Hence, my introduction to the great “Smokin’ Joe,” the boxing legend, who passed in 2011 at the age of 67 and whose name is being mentioned a lot lately now that the 50th anniversary of his first fight with Muhammad Ali is upon us. Frazier retained his heavyweight crown on that occasion, making him unquestionably the victor in history’s most famous prize fight. Still, as I came to learn after my odd introduction to Frazier as a young man, the Philly fighter was to lose his two subsequent rematches to Ali after getting clobbered by the towering menace that was a young George Foreman. Yet Frazier will always own the night of March 8th, 1971. And unless your name is Ali (perhaps the most famous professional athlete in history), or even Foreman (who miraculously changed his bad attitude before shockingly regaining the heavyweight title in his forties), it doesn’t get any better than that.

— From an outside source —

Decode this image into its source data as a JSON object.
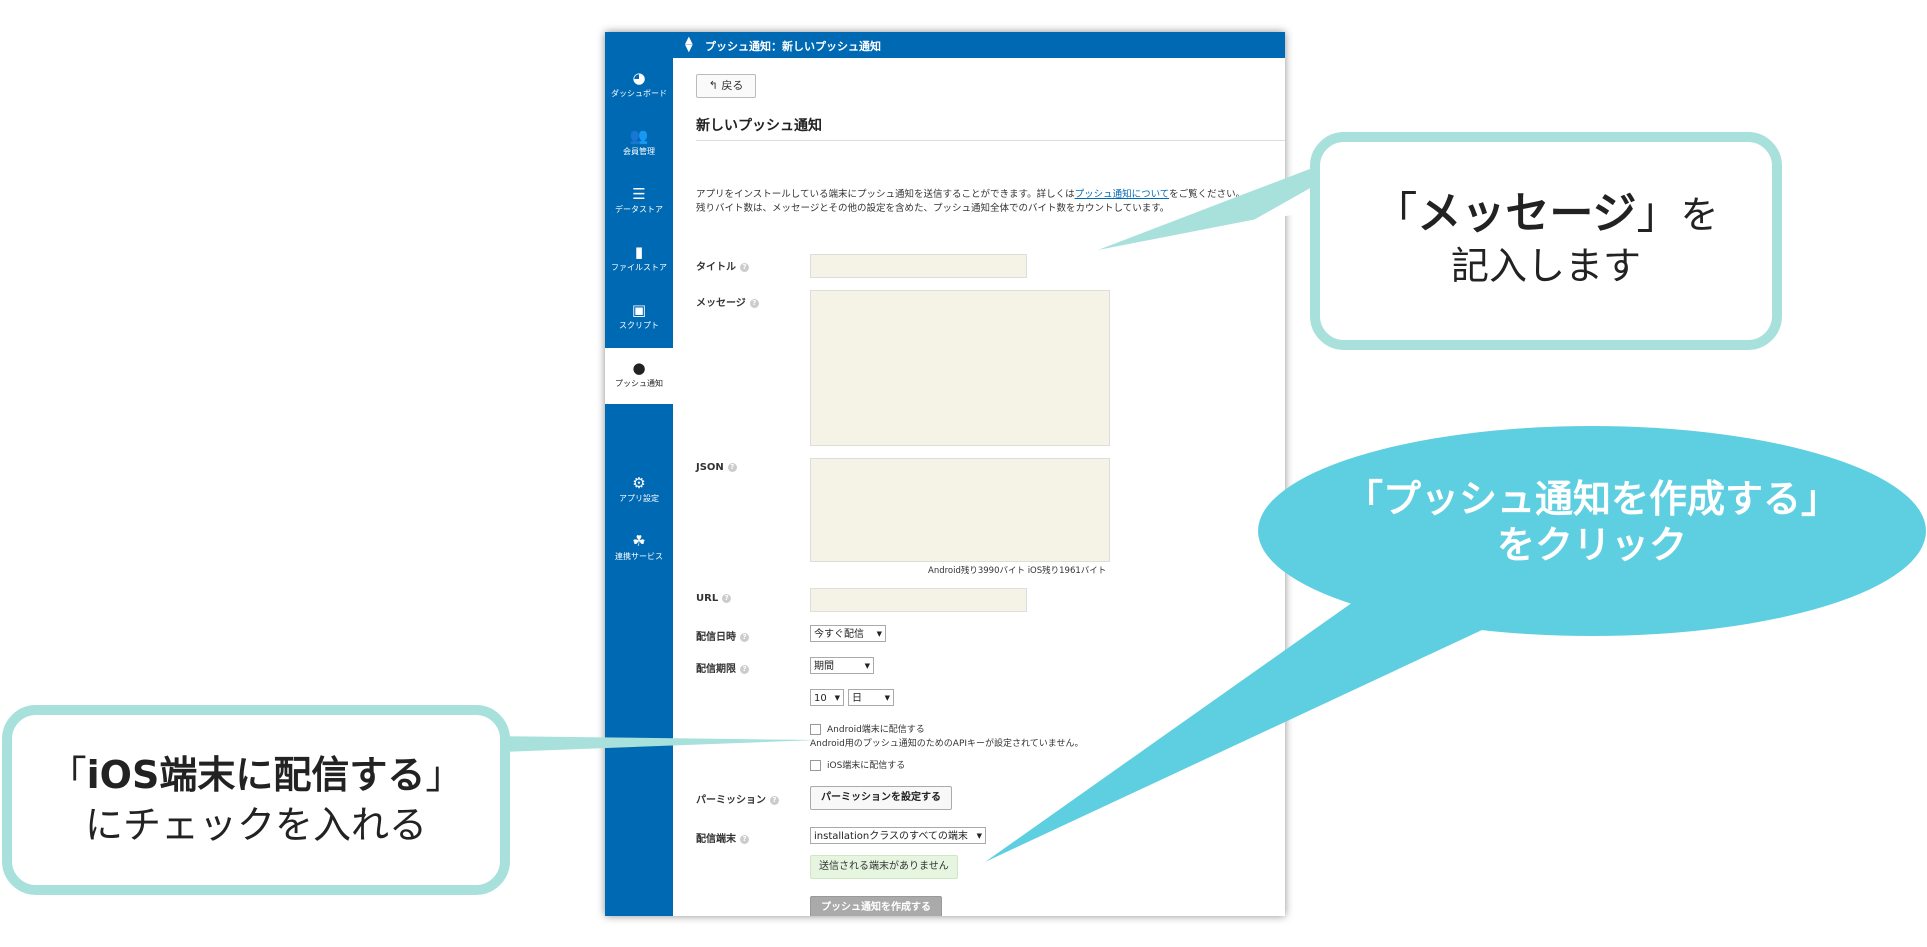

Unfortunately for Frazier, however, he will always play the part of “opponent” in the collective memory. He’s Wellington to Napoleon, the Joker to Batman, the handsome bastard in those old movies who just can’t get the girl because he’s not played by the bigger star. The band Primus has a song eponymously titled “Lee Van Cleef” about the character actor who often played sidekick/foil to Clint Eastwood in the spaghetti westerns Eastwood made famous. “They all wanna be like Clint,” the lyrics go, “but I wanna be like Lee Van Cleef.” It’s an odd song to bring up when writing about Frazier, but I think it’s a telling one.
We may not all want to be like Lee Van Cleef. Or Wellington. Or the Joker. Or the handsome bastard in those old movies. But in a sense, all of us are. Just like Joe Frazier was. They call Ali “The Greatest.” That seems justifiable, frankly. But being “The Greatest” is a very singular thing. Most of us are, at our most competitive, “the opponent.” Or, worse yet, the extra standing off the side of the screen. Joe Frazier is our hero, the greatest among us. For Frazier bested “The Greatest” in history’s biggest fight.
And that, too, is a very singular thing in and of itself.